    Pilots are also exposed to the risk of slips, trips and falls when boarding or leaving planes and other accidents at work. Such accidents could consist of mechanical failures releasing harmful fumes into the cockpit or causing fires and explosions or, in the worst case scenario, plane crashes.

    Airlines and health and safety risks

    Airlines, like other employers, are bound by law to protect the safety and health of pilots, cabin crews and passengers. This means they are required to assess possible risks and take all practicable steps to prevent accidents and work-related illnesses.

    Entitlement to compensation

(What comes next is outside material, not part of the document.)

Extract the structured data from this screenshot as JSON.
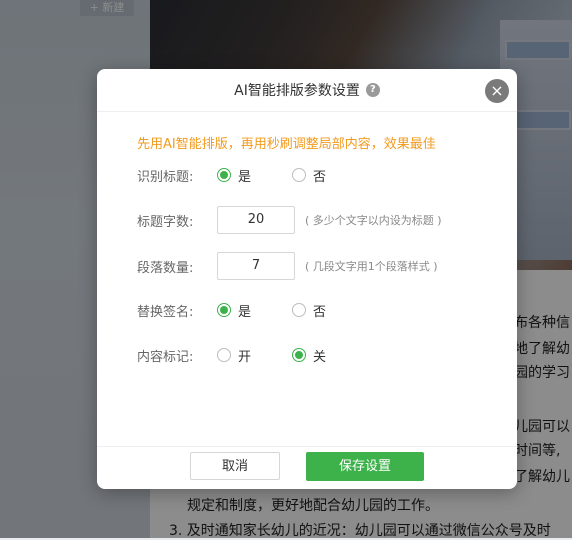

    If you were injured in a plane crash or other work-related accident while boarding, leaving or flying a plane or developed an industrial illness as a result of exposure to harmful fumes/substances or rays, you could be entitled to make a work injury claim. Confirm your claim eligibility and learn more about how to claim for compensation by calling us, Accident Advice Helpline, on free phone 0800 689 0500 now. The number to call if you are using a mobile is 0333 500 0993.

    Date Published: December 9, 2015

    Author: David Brown


    Accident Advice Helpline (or AAH) is a trading style of Slater Gordon Solutions Legal Limited. Slater Gordon Solutions Legal Limited is a company registered in England and Wales with registration number 07931918, VAT 142 8192 16, registered office Dempster Building, Atlantic Way, Brunswick Business Park, Liverpool, L3 4UU and is an approved Alternative Business Structure authorised and regulated by the Solicitors Regulation Authority. Authorised and regulated by the Financial Conduct Authority.

    Disclaimer: This website contains content contributed by third parties, therefore any opinions, comments or other information expressed on this site that do not relate to the business of AAHDL or its associated companies should be understood as neither being held or endorsed by this business.

    No-Win No-Fee: *Subject to insurance costs. Fee payable if case not pursued at client's request.